■ WHAT THE TASK REQUIRES: Below are some records. How many of their lines contain the string "expanded"? Answer with the number alone.

■ DATA SHOWN:
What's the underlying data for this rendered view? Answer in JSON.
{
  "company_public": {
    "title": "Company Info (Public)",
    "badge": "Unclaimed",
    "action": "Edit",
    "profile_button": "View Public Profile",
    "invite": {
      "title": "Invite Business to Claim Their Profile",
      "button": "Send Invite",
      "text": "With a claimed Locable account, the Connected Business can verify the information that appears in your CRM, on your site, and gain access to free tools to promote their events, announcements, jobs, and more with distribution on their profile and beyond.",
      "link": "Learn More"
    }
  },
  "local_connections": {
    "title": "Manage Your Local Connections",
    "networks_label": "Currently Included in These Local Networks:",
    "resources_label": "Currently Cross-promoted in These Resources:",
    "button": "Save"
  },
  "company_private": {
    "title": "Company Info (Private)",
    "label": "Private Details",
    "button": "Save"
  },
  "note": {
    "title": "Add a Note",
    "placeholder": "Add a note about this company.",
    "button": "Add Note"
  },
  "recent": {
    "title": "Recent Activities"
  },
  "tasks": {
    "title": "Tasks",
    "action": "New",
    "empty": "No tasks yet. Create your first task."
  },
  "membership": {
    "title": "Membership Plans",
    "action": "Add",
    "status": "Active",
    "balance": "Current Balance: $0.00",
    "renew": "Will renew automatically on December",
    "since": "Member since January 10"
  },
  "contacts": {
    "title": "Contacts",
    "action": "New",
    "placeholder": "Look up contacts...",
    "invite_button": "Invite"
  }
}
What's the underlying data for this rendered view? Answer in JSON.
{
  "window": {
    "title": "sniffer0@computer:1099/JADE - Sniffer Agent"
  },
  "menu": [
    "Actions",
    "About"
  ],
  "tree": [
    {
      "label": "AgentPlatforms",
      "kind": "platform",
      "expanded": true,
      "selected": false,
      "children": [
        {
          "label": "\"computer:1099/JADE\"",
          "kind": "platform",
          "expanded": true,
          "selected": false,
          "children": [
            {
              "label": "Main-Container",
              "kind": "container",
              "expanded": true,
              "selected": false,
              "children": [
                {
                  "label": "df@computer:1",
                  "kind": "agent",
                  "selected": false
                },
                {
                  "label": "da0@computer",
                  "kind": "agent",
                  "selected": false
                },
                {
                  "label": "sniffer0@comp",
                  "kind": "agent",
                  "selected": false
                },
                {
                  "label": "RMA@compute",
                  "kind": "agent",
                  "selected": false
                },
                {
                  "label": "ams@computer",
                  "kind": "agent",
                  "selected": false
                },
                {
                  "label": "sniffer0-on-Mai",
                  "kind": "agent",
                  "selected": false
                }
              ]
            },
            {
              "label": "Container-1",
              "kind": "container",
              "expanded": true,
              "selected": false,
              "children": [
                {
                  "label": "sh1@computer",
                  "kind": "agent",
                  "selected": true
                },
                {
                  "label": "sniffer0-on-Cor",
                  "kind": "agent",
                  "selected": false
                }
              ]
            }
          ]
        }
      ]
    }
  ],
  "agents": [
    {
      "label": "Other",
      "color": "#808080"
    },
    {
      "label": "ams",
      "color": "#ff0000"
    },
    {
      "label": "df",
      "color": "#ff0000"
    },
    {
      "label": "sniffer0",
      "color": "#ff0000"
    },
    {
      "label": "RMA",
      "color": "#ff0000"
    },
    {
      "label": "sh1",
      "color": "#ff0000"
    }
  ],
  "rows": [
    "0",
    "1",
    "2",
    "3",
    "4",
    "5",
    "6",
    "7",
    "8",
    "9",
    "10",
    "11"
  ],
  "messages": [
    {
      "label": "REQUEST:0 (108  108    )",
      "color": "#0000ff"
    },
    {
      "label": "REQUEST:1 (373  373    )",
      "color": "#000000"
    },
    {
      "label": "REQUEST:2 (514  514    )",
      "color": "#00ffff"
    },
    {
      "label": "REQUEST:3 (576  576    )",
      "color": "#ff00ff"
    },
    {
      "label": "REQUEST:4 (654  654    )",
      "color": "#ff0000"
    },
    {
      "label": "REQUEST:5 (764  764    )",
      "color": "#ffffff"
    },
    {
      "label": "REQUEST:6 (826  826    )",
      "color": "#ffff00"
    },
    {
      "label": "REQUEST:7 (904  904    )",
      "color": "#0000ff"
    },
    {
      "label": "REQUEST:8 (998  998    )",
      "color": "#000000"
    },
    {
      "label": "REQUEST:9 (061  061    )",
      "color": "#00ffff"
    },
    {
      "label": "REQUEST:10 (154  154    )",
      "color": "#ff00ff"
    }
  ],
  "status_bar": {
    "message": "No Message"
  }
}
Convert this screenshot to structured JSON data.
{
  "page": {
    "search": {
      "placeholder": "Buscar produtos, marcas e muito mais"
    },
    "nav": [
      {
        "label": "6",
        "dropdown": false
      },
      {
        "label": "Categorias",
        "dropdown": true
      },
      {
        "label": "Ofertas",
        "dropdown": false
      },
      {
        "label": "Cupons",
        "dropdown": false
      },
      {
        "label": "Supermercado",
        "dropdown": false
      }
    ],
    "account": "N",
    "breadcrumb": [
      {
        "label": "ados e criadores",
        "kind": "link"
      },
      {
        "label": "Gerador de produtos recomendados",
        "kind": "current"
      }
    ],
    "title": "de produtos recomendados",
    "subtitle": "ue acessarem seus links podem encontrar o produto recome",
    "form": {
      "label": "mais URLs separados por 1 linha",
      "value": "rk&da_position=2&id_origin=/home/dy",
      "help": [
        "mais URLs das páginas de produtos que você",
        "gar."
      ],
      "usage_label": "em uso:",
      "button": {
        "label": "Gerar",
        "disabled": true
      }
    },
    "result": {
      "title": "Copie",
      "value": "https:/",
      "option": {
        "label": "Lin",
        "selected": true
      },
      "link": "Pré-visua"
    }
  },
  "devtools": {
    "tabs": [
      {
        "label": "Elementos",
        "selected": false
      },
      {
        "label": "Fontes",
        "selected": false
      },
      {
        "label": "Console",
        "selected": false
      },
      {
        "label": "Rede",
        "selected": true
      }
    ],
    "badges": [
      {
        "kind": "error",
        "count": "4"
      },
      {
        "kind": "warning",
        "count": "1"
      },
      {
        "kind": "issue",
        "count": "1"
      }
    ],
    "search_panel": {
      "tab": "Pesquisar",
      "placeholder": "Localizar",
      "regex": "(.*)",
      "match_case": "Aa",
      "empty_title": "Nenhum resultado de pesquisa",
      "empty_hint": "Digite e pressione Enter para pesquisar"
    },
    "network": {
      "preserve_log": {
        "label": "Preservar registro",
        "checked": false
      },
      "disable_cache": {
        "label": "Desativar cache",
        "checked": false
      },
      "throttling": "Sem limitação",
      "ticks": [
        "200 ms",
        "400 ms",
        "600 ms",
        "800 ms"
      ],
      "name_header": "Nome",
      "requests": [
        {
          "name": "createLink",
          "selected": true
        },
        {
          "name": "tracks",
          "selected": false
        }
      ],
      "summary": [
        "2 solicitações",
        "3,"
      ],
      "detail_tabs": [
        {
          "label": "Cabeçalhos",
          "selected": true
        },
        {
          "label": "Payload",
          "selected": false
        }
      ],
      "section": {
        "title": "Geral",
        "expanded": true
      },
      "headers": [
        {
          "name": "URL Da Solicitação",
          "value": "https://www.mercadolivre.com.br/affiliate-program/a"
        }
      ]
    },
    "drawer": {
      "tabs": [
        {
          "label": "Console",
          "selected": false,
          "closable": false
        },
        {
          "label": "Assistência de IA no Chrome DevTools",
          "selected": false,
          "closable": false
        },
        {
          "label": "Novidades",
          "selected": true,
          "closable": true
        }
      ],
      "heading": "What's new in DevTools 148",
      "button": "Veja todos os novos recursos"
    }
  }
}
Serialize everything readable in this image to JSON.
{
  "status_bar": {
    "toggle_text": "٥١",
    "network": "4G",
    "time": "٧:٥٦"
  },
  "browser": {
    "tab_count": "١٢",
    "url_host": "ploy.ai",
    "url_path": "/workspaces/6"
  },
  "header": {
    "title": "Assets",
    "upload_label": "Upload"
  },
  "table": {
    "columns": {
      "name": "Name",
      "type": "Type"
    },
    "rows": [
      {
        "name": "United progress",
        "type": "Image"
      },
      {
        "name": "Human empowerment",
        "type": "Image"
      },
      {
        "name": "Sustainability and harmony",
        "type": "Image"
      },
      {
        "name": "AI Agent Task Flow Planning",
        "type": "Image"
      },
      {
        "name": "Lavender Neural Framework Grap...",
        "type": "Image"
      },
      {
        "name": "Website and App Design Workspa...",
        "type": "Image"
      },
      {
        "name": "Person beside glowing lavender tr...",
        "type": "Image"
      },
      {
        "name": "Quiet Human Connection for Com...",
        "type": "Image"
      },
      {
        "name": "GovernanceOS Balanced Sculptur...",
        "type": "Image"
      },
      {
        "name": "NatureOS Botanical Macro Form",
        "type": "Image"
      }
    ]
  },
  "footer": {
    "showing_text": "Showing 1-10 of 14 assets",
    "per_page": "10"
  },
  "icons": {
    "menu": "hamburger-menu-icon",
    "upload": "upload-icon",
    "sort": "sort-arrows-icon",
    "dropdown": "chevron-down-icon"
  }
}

■ SOLUTION TO THIS TASK: 5